◆ What the task requires ◆
Please return every line from the entries that has the string "name" in it.

Dataset rows describing interfaces:
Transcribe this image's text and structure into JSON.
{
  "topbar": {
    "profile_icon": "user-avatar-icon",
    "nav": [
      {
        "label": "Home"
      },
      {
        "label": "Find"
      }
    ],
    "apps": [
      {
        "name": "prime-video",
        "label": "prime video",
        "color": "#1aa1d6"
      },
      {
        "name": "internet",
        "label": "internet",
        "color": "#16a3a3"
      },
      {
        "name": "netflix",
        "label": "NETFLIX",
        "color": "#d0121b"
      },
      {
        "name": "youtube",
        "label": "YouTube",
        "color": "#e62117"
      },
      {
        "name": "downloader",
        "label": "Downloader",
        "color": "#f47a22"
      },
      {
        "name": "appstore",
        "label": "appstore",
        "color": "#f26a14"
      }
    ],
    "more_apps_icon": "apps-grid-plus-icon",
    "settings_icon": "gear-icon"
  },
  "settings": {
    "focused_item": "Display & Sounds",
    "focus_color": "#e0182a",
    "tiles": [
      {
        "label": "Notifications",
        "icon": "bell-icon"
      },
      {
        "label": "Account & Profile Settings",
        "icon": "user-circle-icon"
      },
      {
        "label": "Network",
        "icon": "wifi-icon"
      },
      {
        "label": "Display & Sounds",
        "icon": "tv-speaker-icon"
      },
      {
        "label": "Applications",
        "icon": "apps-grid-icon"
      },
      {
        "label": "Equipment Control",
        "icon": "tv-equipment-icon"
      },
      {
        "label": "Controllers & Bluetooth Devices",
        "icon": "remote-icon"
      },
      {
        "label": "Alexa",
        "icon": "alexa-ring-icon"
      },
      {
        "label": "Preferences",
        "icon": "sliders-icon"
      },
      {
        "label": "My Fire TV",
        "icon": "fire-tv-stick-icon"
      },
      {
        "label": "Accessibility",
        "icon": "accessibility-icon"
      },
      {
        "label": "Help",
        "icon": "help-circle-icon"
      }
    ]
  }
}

◆ Solution to this problem ◆
        "name": "prime-video",
        "name": "internet",
        "name": "netflix",
        "name": "youtube",
        "name": "downloader",
        "name": "appstore",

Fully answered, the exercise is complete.